Work request: Reproduce the entries below in full and without error.

═══ Extracted material

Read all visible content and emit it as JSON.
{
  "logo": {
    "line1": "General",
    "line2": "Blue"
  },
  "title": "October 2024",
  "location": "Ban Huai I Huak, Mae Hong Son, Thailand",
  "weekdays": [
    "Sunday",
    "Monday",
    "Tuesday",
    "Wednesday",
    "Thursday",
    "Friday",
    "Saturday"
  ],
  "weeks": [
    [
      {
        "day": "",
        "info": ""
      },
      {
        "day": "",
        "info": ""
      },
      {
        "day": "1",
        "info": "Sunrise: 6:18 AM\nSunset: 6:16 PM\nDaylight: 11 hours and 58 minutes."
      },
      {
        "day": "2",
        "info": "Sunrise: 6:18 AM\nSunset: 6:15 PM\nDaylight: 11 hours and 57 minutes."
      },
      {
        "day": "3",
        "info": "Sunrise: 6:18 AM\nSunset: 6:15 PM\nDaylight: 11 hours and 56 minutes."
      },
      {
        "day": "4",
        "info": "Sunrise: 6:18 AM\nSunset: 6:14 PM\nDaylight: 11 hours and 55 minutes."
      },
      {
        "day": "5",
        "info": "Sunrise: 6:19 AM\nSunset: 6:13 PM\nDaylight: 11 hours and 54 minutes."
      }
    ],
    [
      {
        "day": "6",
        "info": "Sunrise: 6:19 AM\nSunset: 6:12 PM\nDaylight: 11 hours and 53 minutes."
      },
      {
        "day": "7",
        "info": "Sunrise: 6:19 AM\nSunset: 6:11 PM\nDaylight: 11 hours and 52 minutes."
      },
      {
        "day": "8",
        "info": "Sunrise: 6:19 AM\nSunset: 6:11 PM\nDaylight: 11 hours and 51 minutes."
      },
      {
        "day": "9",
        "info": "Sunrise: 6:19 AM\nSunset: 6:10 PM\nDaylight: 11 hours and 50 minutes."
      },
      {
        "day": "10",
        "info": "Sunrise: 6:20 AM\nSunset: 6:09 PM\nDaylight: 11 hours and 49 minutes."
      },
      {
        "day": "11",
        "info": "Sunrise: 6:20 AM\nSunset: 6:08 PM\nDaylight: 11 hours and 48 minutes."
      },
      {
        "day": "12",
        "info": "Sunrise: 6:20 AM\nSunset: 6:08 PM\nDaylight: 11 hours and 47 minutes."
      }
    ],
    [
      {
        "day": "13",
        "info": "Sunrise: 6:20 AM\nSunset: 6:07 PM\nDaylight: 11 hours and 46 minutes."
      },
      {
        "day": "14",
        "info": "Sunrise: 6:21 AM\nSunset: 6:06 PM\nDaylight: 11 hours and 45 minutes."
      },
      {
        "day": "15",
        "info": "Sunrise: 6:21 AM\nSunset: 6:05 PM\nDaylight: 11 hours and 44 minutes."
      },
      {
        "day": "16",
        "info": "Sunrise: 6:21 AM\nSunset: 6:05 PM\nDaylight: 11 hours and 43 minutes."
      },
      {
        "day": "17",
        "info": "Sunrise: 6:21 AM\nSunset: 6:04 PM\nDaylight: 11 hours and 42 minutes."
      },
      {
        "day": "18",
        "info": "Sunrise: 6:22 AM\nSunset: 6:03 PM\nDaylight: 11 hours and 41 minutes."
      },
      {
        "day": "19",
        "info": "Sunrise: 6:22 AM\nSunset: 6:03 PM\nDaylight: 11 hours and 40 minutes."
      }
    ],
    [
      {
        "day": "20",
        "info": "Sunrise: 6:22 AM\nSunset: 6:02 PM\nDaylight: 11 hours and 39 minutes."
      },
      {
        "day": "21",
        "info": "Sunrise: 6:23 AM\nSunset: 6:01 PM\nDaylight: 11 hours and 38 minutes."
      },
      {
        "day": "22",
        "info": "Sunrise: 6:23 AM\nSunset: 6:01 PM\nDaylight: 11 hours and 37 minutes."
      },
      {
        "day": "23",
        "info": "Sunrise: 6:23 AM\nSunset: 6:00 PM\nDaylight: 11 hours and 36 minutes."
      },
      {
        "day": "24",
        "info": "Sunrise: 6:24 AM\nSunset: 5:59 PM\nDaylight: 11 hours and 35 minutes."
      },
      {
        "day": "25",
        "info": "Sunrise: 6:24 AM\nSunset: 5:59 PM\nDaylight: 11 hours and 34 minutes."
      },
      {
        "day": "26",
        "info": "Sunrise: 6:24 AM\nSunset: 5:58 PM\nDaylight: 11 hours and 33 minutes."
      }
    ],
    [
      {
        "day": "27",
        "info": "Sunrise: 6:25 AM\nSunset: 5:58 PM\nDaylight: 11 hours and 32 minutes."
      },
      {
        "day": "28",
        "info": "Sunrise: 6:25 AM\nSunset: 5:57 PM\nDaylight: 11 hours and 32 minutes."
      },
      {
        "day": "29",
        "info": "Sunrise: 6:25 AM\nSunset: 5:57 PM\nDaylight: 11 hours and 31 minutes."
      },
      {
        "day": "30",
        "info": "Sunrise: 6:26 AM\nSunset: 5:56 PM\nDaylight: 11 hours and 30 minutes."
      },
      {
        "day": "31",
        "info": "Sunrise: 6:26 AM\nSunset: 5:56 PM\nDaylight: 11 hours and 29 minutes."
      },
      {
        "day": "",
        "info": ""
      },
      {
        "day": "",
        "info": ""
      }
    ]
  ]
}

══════

Solved exercise:
Read all visible content and emit it as JSON.
{
  "logo": {
    "line1": "General",
    "line2": "Blue"
  },
  "title": "October 2024",
  "location": "Ban Huai I Huak, Mae Hong Son, Thailand",
  "weekdays": [
    "Sunday",
    "Monday",
    "Tuesday",
    "Wednesday",
    "Thursday",
    "Friday",
    "Saturday"
  ],
  "weeks": [
    [
      {
        "day": "",
        "info": ""
      },
      {
        "day": "",
        "info": ""
      },
      {
        "day": "1",
        "info": "Sunrise: 6:18 AM\nSunset: 6:16 PM\nDaylight: 11 hours and 58 minutes."
      },
      {
        "day": "2",
        "info": "Sunrise: 6:18 AM\nSunset: 6:15 PM\nDaylight: 11 hours and 57 minutes."
      },
      {
        "day": "3",
        "info": "Sunrise: 6:18 AM\nSunset: 6:15 PM\nDaylight: 11 hours and 56 minutes."
      },
      {
        "day": "4",
        "info": "Sunrise: 6:18 AM\nSunset: 6:14 PM\nDaylight: 11 hours and 55 minutes."
      },
      {
        "day": "5",
        "info": "Sunrise: 6:19 AM\nSunset: 6:13 PM\nDaylight: 11 hours and 54 minutes."
      }
    ],
    [
      {
        "day": "6",
        "info": "Sunrise: 6:19 AM\nSunset: 6:12 PM\nDaylight: 11 hours and 53 minutes."
      },
      {
        "day": "7",
        "info": "Sunrise: 6:19 AM\nSunset: 6:11 PM\nDaylight: 11 hours and 52 minutes."
      },
      {
        "day": "8",
        "info": "Sunrise: 6:19 AM\nSunset: 6:11 PM\nDaylight: 11 hours and 51 minutes."
      },
      {
        "day": "9",
        "info": "Sunrise: 6:19 AM\nSunset: 6:10 PM\nDaylight: 11 hours and 50 minutes."
      },
      {
        "day": "10",
        "info": "Sunrise: 6:20 AM\nSunset: 6:09 PM\nDaylight: 11 hours and 49 minutes."
      },
      {
        "day": "11",
        "info": "Sunrise: 6:20 AM\nSunset: 6:08 PM\nDaylight: 11 hours and 48 minutes."
      },
      {
        "day": "12",
        "info": "Sunrise: 6:20 AM\nSunset: 6:08 PM\nDaylight: 11 hours and 47 minutes."
      }
    ],
    [
      {
        "day": "13",
        "info": "Sunrise: 6:20 AM\nSunset: 6:07 PM\nDaylight: 11 hours and 46 minutes."
      },
      {
        "day": "14",
        "info": "Sunrise: 6:21 AM\nSunset: 6:06 PM\nDaylight: 11 hours and 45 minutes."
      },
      {
        "day": "15",
        "info": "Sunrise: 6:21 AM\nSunset: 6:05 PM\nDaylight: 11 hours and 44 minutes."
      },
      {
        "day": "16",
        "info": "Sunrise: 6:21 AM\nSunset: 6:05 PM\nDaylight: 11 hours and 43 minutes."
      },
      {
        "day": "17",
        "info": "Sunrise: 6:21 AM\nSunset: 6:04 PM\nDaylight: 11 hours and 42 minutes."
      },
      {
        "day": "18",
        "info": "Sunrise: 6:22 AM\nSunset: 6:03 PM\nDaylight: 11 hours and 41 minutes."
      },
      {
        "day": "19",
        "info": "Sunrise: 6:22 AM\nSunset: 6:03 PM\nDaylight: 11 hours and 40 minutes."
      }
    ],
    [
      {
        "day": "20",
        "info": "Sunrise: 6:22 AM\nSunset: 6:02 PM\nDaylight: 11 hours and 39 minutes."
      },
      {
        "day": "21",
        "info": "Sunrise: 6:23 AM\nSunset: 6:01 PM\nDaylight: 11 hours and 38 minutes."
      },
      {
        "day": "22",
        "info": "Sunrise: 6:23 AM\nSunset: 6:01 PM\nDaylight: 11 hours and 37 minutes."
      },
      {
        "day": "23",
        "info": "Sunrise: 6:23 AM\nSunset: 6:00 PM\nDaylight: 11 hours and 36 minutes."
      },
      {
        "day": "24",
        "info": "Sunrise: 6:24 AM\nSunset: 5:59 PM\nDaylight: 11 hours and 35 minutes."
      },
      {
        "day": "25",
        "info": "Sunrise: 6:24 AM\nSunset: 5:59 PM\nDaylight: 11 hours and 34 minutes."
      },
      {
        "day": "26",
        "info": "Sunrise: 6:24 AM\nSunset: 5:58 PM\nDaylight: 11 hours and 33 minutes."
      }
    ],
    [
      {
        "day": "27",
        "info": "Sunrise: 6:25 AM\nSunset: 5:58 PM\nDaylight: 11 hours and 32 minutes."
      },
      {
        "day": "28",
        "info": "Sunrise: 6:25 AM\nSunset: 5:57 PM\nDaylight: 11 hours and 32 minutes."
      },
      {
        "day": "29",
        "info": "Sunrise: 6:25 AM\nSunset: 5:57 PM\nDaylight: 11 hours and 31 minutes."
      },
      {
        "day": "30",
        "info": "Sunrise: 6:26 AM\nSunset: 5:56 PM\nDaylight: 11 hours and 30 minutes."
      },
      {
        "day": "31",
        "info": "Sunrise: 6:26 AM\nSunset: 5:56 PM\nDaylight: 11 hours and 29 minutes."
      },
      {
        "day": "",
        "info": ""
      },
      {
        "day": "",
        "info": ""
      }
    ]
  ]
}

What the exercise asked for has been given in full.